In the House of Representatives on Tuesday, Rep. Martha Roby voted in opposition to legislation that would increase the national debt limit to $16.7 trillion from $14.3 trillion.
Roby made the following comments after the vote:
Republicans are willing to consider anything and everything in the debate over raising the debt limit -- except for tax hikes, according to Rep. Martha Roby (R-Ala.).
Delivering the weekly GOP address, Roby echoed party leadership in saying that major spending cuts must accompany any increase to the debt ceiling, and that tax increases will not be considered.
Congress and the administration are partly to blame for not easing rising gas prices, Alabama Republican Rep. Martha Roby said in delivering her party's response to President Barack Obama's weekly radio address on Saturday.
Alabama Congresswoman Martha Roby urged graduates of Samford University’s Cumberland School of Law to give a high priority to public service in their careers and to be ready for such opportunities.
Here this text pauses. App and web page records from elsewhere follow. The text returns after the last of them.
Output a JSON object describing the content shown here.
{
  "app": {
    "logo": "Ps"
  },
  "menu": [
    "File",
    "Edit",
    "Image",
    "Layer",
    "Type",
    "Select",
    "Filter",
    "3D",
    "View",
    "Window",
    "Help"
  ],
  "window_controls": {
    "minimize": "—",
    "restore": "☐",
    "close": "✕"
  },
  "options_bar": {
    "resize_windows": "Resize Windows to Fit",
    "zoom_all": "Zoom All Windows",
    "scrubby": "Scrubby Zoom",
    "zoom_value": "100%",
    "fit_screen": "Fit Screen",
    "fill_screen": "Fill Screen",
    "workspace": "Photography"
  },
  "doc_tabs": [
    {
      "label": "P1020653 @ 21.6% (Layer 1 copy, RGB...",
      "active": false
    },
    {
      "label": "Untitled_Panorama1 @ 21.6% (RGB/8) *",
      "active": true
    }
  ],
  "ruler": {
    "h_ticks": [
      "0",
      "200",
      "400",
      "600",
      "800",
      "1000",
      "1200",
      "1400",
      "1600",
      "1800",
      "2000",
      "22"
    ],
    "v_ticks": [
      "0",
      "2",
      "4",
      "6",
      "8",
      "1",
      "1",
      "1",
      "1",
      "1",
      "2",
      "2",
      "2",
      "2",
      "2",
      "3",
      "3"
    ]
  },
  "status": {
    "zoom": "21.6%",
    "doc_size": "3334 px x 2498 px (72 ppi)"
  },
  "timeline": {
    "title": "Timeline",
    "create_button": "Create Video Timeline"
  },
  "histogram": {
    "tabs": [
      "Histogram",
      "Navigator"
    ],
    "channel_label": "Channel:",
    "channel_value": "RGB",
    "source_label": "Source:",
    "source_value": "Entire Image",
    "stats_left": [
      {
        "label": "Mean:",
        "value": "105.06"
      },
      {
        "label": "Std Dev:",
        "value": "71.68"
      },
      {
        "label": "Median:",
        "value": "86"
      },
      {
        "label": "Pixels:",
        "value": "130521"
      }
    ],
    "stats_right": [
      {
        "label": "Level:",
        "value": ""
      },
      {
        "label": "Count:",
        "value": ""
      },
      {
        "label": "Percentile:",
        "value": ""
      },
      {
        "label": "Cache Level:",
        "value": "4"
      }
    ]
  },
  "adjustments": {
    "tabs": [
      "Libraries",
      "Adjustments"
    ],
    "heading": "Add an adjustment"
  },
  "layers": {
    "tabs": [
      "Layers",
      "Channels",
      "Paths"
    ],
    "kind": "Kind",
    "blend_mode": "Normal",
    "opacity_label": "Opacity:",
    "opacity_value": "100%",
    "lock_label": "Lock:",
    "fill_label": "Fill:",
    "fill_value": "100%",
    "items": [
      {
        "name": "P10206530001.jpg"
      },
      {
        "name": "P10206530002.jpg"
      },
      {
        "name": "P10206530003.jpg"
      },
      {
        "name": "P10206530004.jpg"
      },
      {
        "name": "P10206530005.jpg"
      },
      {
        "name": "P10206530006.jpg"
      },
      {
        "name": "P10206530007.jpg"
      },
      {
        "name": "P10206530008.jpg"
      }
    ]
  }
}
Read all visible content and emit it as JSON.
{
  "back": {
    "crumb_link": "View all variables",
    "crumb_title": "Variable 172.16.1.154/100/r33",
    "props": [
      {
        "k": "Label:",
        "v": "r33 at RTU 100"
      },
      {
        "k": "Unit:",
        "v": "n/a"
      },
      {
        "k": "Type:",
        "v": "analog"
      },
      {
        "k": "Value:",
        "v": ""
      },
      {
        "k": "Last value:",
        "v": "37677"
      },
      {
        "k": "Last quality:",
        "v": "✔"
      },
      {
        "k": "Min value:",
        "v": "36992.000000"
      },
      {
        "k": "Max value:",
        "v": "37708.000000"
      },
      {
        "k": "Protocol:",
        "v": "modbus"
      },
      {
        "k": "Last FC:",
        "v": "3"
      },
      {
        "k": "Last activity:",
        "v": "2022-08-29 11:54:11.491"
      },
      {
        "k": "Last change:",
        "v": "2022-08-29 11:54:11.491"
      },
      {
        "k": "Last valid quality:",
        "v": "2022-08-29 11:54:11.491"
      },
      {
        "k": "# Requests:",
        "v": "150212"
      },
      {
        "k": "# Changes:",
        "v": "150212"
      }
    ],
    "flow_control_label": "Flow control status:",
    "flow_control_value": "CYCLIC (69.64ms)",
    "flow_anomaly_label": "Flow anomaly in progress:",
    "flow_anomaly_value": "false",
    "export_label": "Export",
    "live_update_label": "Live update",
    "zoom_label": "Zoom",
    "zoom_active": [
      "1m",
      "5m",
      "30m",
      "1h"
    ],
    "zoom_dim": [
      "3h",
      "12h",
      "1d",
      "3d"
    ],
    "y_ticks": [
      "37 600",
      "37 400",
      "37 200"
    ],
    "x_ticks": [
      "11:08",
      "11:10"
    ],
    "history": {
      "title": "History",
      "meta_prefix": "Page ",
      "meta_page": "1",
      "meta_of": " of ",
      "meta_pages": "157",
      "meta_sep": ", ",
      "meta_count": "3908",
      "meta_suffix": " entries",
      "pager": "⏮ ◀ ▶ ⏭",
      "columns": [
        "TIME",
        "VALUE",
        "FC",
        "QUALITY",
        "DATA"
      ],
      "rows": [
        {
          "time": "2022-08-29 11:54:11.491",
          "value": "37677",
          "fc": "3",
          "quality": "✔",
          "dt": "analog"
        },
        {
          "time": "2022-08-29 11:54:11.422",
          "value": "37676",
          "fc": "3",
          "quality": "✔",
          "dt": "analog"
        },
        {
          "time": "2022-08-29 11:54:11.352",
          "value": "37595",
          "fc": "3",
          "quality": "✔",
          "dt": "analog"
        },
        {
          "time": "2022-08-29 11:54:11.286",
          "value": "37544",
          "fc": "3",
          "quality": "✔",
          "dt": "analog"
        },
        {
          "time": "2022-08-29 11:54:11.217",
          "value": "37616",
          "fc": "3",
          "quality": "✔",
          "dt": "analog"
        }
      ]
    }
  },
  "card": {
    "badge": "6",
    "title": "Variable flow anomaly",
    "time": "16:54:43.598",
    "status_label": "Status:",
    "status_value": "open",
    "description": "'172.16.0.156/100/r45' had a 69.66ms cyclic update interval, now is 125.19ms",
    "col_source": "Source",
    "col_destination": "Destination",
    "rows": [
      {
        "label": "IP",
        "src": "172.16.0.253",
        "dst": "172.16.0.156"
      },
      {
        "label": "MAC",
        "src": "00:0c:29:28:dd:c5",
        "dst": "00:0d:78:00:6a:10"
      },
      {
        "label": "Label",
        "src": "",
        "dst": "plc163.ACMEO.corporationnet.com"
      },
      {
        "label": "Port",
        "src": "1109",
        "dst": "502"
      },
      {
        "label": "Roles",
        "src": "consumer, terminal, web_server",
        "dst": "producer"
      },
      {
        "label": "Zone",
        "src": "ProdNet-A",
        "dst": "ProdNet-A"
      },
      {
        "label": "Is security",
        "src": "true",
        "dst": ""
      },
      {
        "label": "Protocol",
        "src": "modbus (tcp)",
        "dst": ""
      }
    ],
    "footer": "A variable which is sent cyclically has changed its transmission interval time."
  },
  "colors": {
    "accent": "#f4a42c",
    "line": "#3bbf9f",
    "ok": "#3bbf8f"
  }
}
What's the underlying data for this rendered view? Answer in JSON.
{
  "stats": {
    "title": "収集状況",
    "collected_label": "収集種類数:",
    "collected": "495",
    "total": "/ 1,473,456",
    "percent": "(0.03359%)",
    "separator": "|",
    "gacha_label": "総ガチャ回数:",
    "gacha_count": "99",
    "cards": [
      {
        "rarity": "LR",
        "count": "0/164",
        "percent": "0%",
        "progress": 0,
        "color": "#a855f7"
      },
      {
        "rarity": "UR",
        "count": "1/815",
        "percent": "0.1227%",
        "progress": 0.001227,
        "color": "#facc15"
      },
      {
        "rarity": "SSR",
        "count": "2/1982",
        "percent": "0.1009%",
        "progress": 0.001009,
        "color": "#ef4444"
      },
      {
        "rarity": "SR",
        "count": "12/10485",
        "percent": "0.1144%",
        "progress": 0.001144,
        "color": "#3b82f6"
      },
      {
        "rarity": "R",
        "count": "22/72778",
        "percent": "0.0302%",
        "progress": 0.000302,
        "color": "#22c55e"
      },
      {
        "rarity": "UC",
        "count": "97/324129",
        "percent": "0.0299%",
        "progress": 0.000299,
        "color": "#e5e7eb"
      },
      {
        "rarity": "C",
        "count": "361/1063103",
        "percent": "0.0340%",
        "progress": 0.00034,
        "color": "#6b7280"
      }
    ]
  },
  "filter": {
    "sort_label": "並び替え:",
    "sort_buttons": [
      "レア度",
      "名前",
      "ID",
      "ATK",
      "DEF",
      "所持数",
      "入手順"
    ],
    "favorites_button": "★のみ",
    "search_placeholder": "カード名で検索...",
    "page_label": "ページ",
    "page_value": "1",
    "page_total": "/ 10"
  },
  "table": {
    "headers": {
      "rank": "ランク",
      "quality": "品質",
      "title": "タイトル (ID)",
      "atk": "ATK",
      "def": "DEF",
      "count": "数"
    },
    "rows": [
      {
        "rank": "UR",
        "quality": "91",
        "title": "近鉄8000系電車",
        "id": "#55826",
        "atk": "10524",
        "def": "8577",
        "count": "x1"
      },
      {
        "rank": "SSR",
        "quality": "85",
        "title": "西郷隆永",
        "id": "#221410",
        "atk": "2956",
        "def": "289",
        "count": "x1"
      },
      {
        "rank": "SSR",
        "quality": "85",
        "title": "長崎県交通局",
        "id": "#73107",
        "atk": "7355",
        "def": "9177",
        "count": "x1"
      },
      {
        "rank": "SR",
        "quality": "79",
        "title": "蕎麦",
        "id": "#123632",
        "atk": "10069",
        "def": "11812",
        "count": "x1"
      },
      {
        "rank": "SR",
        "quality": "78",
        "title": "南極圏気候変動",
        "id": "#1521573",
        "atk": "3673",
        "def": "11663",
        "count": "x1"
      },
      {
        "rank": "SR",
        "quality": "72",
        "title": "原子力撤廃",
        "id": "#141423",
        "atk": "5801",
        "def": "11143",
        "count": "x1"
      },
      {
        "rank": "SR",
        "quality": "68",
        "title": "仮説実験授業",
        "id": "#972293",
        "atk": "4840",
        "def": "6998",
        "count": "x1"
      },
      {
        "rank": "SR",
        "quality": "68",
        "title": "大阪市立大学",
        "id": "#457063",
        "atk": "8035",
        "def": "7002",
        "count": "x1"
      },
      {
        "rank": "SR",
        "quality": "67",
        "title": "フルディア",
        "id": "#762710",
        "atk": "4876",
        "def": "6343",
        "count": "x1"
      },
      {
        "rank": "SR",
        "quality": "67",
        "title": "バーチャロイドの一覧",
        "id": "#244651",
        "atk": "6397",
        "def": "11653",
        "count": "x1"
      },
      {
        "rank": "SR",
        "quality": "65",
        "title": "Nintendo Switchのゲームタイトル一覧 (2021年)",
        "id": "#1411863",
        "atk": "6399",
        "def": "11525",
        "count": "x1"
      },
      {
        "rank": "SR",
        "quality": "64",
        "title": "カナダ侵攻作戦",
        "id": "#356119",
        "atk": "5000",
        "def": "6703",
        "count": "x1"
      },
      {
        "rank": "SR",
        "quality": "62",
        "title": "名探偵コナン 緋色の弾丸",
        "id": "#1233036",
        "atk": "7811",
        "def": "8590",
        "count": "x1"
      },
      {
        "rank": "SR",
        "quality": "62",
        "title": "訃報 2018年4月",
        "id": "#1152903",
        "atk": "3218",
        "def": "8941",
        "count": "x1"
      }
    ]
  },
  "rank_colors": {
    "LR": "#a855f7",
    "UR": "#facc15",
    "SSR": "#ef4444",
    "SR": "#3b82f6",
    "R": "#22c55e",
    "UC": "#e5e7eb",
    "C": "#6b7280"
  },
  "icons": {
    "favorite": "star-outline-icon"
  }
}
U.S. Rep. Martha Roby, R-Montgomery, returned to Capitol Hill on Monday evening after a five-day, four-stop tour overseas, when she met with military personnel and surprised U.S. troops in Afghanistan with a visit on Mother's Day.
Congresswoman Martha Roby (R-Alabama) toured the damage near Eclectic in Elmore County where a mobile home park was leveled. Six people died in Elmore County.
Roby says she wants to make sure that help gets to the victims quickly.
Residents say until that help comes, they are thankful for the hundreds of volunteers.
As Republicans and Democrats continue their tussle over the federal budget, Republicans are paying too much heed to the Tea Party -- even though the rest of the nation has soured on the conservative movement, Senate Majority Leader Harry Reid charged today.
A group of 30 House Republican freshmen on Wednesday joined their party leadership’s attack on Senate Majority Leader Harry Reid (D-Nev.), calling his record on spending “one of failure.”
A group of about a dozen House Republican freshmen gathered outside the Capitol on an overcast Wednesday morning to deliver a letter to Senate Democratic leaders urging them to pass a measure to fund the federal government, the latest volley in the ongoing budget battle on Capitol Hill.
Freshmen House members are taking a hard line against Senate Majority Leader Harry Reid in the politics of passing a temporary spending bill—with one freshman vowing not to settle for a “split the baby strategy” on spending cuts.